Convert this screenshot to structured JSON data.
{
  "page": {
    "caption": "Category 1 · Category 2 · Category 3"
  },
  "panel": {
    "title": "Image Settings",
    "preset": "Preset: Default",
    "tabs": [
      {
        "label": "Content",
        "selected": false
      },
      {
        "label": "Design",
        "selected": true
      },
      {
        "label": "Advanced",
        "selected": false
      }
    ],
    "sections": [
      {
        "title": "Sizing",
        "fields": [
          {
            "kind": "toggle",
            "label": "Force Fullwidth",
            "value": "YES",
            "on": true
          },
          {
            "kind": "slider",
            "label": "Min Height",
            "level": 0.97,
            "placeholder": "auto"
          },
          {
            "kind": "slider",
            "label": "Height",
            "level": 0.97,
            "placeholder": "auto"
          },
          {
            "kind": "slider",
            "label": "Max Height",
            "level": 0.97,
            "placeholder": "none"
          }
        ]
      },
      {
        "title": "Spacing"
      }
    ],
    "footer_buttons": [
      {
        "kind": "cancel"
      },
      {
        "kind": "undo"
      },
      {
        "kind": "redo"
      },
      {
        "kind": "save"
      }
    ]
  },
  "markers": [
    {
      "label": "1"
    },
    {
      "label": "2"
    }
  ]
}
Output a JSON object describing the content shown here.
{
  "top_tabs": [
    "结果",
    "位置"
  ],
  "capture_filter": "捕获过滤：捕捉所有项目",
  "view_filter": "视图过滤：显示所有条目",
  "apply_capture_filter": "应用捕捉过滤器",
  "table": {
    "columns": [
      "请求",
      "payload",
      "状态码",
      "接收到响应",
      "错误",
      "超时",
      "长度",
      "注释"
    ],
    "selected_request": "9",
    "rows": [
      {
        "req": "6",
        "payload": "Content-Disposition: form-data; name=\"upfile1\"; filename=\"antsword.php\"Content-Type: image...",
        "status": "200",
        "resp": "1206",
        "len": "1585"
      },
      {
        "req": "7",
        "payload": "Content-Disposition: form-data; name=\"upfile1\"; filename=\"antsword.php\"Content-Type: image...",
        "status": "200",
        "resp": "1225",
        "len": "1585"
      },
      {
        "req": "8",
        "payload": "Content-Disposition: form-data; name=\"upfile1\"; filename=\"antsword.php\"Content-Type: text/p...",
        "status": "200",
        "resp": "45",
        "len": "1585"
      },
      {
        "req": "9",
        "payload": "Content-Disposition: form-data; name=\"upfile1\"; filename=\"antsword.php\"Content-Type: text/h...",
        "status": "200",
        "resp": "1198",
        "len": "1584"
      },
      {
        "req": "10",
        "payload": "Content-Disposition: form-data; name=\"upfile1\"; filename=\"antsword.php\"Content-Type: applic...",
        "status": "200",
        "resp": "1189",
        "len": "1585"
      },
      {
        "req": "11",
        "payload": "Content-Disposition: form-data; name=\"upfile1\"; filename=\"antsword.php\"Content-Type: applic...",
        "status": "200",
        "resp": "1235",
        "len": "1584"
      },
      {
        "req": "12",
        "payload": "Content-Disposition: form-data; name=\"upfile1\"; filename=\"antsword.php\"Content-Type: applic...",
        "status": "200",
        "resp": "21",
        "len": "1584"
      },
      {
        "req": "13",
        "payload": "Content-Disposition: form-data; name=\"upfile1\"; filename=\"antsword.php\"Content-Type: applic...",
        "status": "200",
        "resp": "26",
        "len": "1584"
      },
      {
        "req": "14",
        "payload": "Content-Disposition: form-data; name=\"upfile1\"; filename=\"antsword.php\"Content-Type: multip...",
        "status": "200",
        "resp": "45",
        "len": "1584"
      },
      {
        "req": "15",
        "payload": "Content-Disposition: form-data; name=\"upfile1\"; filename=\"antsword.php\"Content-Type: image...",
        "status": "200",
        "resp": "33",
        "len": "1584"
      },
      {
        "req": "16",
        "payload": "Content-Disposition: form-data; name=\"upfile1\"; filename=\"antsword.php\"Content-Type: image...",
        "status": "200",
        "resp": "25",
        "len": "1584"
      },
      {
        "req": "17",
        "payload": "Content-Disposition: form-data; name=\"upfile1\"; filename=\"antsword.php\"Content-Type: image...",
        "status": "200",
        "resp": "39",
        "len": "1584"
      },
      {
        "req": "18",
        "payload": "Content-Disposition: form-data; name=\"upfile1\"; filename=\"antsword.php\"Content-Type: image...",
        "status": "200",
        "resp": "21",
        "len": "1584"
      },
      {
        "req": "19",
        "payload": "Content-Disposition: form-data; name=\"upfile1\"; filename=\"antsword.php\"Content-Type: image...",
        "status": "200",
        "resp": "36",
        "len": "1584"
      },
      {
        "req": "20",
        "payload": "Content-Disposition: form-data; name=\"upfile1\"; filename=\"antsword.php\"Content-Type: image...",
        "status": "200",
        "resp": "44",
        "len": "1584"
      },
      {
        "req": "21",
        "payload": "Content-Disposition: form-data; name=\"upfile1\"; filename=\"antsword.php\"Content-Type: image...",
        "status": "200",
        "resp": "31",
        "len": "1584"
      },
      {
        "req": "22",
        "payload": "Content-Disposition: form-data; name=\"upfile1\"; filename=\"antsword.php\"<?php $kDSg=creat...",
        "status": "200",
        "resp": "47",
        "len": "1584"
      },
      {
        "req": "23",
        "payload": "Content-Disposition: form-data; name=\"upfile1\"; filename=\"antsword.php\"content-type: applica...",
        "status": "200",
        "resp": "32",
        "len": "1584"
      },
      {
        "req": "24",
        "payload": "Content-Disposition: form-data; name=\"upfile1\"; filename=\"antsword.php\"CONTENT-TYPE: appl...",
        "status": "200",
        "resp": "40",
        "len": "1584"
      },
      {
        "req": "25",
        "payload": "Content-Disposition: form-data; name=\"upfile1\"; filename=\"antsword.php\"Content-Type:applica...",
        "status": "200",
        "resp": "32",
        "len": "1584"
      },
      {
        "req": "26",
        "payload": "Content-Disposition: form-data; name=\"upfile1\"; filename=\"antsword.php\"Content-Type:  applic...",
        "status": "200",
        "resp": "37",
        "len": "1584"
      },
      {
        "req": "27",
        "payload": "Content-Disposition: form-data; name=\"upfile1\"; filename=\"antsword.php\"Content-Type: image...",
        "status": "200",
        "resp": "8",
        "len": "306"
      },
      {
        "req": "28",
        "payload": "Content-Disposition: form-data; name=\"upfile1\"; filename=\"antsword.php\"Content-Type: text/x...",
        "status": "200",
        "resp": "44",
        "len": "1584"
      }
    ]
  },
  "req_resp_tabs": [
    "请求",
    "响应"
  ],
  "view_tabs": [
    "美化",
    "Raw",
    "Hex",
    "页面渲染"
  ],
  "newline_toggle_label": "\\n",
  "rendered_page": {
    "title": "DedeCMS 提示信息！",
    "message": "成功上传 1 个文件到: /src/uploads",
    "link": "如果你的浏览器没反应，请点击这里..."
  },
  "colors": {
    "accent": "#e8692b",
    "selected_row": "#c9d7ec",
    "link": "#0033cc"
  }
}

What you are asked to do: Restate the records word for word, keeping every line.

Answer to this exercise:
Convert this screenshot to structured JSON data.
{
  "page": {
    "caption": "Category 1 · Category 2 · Category 3"
  },
  "panel": {
    "title": "Image Settings",
    "preset": "Preset: Default",
    "tabs": [
      {
        "label": "Content",
        "selected": false
      },
      {
        "label": "Design",
        "selected": true
      },
      {
        "label": "Advanced",
        "selected": false
      }
    ],
    "sections": [
      {
        "title": "Sizing",
        "fields": [
          {
            "kind": "toggle",
            "label": "Force Fullwidth",
            "value": "YES",
            "on": true
          },
          {
            "kind": "slider",
            "label": "Min Height",
            "level": 0.97,
            "placeholder": "auto"
          },
          {
            "kind": "slider",
            "label": "Height",
            "level": 0.97,
            "placeholder": "auto"
          },
          {
            "kind": "slider",
            "label": "Max Height",
            "level": 0.97,
            "placeholder": "none"
          }
        ]
      },
      {
        "title": "Spacing"
      }
    ],
    "footer_buttons": [
      {
        "kind": "cancel"
      },
      {
        "kind": "undo"
      },
      {
        "kind": "redo"
      },
      {
        "kind": "save"
      }
    ]
  },
  "markers": [
    {
      "label": "1"
    },
    {
      "label": "2"
    }
  ]
}
Output a JSON object describing the content shown here.
{
  "top_tabs": [
    "结果",
    "位置"
  ],
  "capture_filter": "捕获过滤：捕捉所有项目",
  "view_filter": "视图过滤：显示所有条目",
  "apply_capture_filter": "应用捕捉过滤器",
  "table": {
    "columns": [
      "请求",
      "payload",
      "状态码",
      "接收到响应",
      "错误",
      "超时",
      "长度",
      "注释"
    ],
    "selected_request": "9",
    "rows": [
      {
        "req": "6",
        "payload": "Content-Disposition: form-data; name=\"upfile1\"; filename=\"antsword.php\"Content-Type: image...",
        "status": "200",
        "resp": "1206",
        "len": "1585"
      },
      {
        "req": "7",
        "payload": "Content-Disposition: form-data; name=\"upfile1\"; filename=\"antsword.php\"Content-Type: image...",
        "status": "200",
        "resp": "1225",
        "len": "1585"
      },
      {
        "req": "8",
        "payload": "Content-Disposition: form-data; name=\"upfile1\"; filename=\"antsword.php\"Content-Type: text/p...",
        "status": "200",
        "resp": "45",
        "len": "1585"
      },
      {
        "req": "9",
        "payload": "Content-Disposition: form-data; name=\"upfile1\"; filename=\"antsword.php\"Content-Type: text/h...",
        "status": "200",
        "resp": "1198",
        "len": "1584"
      },
      {
        "req": "10",
        "payload": "Content-Disposition: form-data; name=\"upfile1\"; filename=\"antsword.php\"Content-Type: applic...",
        "status": "200",
        "resp": "1189",
        "len": "1585"
      },
      {
        "req": "11",
        "payload": "Content-Disposition: form-data; name=\"upfile1\"; filename=\"antsword.php\"Content-Type: applic...",
        "status": "200",
        "resp": "1235",
        "len": "1584"
      },
      {
        "req": "12",
        "payload": "Content-Disposition: form-data; name=\"upfile1\"; filename=\"antsword.php\"Content-Type: applic...",
        "status": "200",
        "resp": "21",
        "len": "1584"
      },
      {
        "req": "13",
        "payload": "Content-Disposition: form-data; name=\"upfile1\"; filename=\"antsword.php\"Content-Type: applic...",
        "status": "200",
        "resp": "26",
        "len": "1584"
      },
      {
        "req": "14",
        "payload": "Content-Disposition: form-data; name=\"upfile1\"; filename=\"antsword.php\"Content-Type: multip...",
        "status": "200",
        "resp": "45",
        "len": "1584"
      },
      {
        "req": "15",
        "payload": "Content-Disposition: form-data; name=\"upfile1\"; filename=\"antsword.php\"Content-Type: image...",
        "status": "200",
        "resp": "33",
        "len": "1584"
      },
      {
        "req": "16",
        "payload": "Content-Disposition: form-data; name=\"upfile1\"; filename=\"antsword.php\"Content-Type: image...",
        "status": "200",
        "resp": "25",
        "len": "1584"
      },
      {
        "req": "17",
        "payload": "Content-Disposition: form-data; name=\"upfile1\"; filename=\"antsword.php\"Content-Type: image...",
        "status": "200",
        "resp": "39",
        "len": "1584"
      },
      {
        "req": "18",
        "payload": "Content-Disposition: form-data; name=\"upfile1\"; filename=\"antsword.php\"Content-Type: image...",
        "status": "200",
        "resp": "21",
        "len": "1584"
      },
      {
        "req": "19",
        "payload": "Content-Disposition: form-data; name=\"upfile1\"; filename=\"antsword.php\"Content-Type: image...",
        "status": "200",
        "resp": "36",
        "len": "1584"
      },
      {
        "req": "20",
        "payload": "Content-Disposition: form-data; name=\"upfile1\"; filename=\"antsword.php\"Content-Type: image...",
        "status": "200",
        "resp": "44",
        "len": "1584"
      },
      {
        "req": "21",
        "payload": "Content-Disposition: form-data; name=\"upfile1\"; filename=\"antsword.php\"Content-Type: image...",
        "status": "200",
        "resp": "31",
        "len": "1584"
      },
      {
        "req": "22",
        "payload": "Content-Disposition: form-data; name=\"upfile1\"; filename=\"antsword.php\"<?php $kDSg=creat...",
        "status": "200",
        "resp": "47",
        "len": "1584"
      },
      {
        "req": "23",
        "payload": "Content-Disposition: form-data; name=\"upfile1\"; filename=\"antsword.php\"content-type: applica...",
        "status": "200",
        "resp": "32",
        "len": "1584"
      },
      {
        "req": "24",
        "payload": "Content-Disposition: form-data; name=\"upfile1\"; filename=\"antsword.php\"CONTENT-TYPE: appl...",
        "status": "200",
        "resp": "40",
        "len": "1584"
      },
      {
        "req": "25",
        "payload": "Content-Disposition: form-data; name=\"upfile1\"; filename=\"antsword.php\"Content-Type:applica...",
        "status": "200",
        "resp": "32",
        "len": "1584"
      },
      {
        "req": "26",
        "payload": "Content-Disposition: form-data; name=\"upfile1\"; filename=\"antsword.php\"Content-Type:  applic...",
        "status": "200",
        "resp": "37",
        "len": "1584"
      },
      {
        "req": "27",
        "payload": "Content-Disposition: form-data; name=\"upfile1\"; filename=\"antsword.php\"Content-Type: image...",
        "status": "200",
        "resp": "8",
        "len": "306"
      },
      {
        "req": "28",
        "payload": "Content-Disposition: form-data; name=\"upfile1\"; filename=\"antsword.php\"Content-Type: text/x...",
        "status": "200",
        "resp": "44",
        "len": "1584"
      }
    ]
  },
  "req_resp_tabs": [
    "请求",
    "响应"
  ],
  "view_tabs": [
    "美化",
    "Raw",
    "Hex",
    "页面渲染"
  ],
  "newline_toggle_label": "\\n",
  "rendered_page": {
    "title": "DedeCMS 提示信息！",
    "message": "成功上传 1 个文件到: /src/uploads",
    "link": "如果你的浏览器没反应，请点击这里..."
  },
  "colors": {
    "accent": "#e8692b",
    "selected_row": "#c9d7ec",
    "link": "#0033cc"
  }
}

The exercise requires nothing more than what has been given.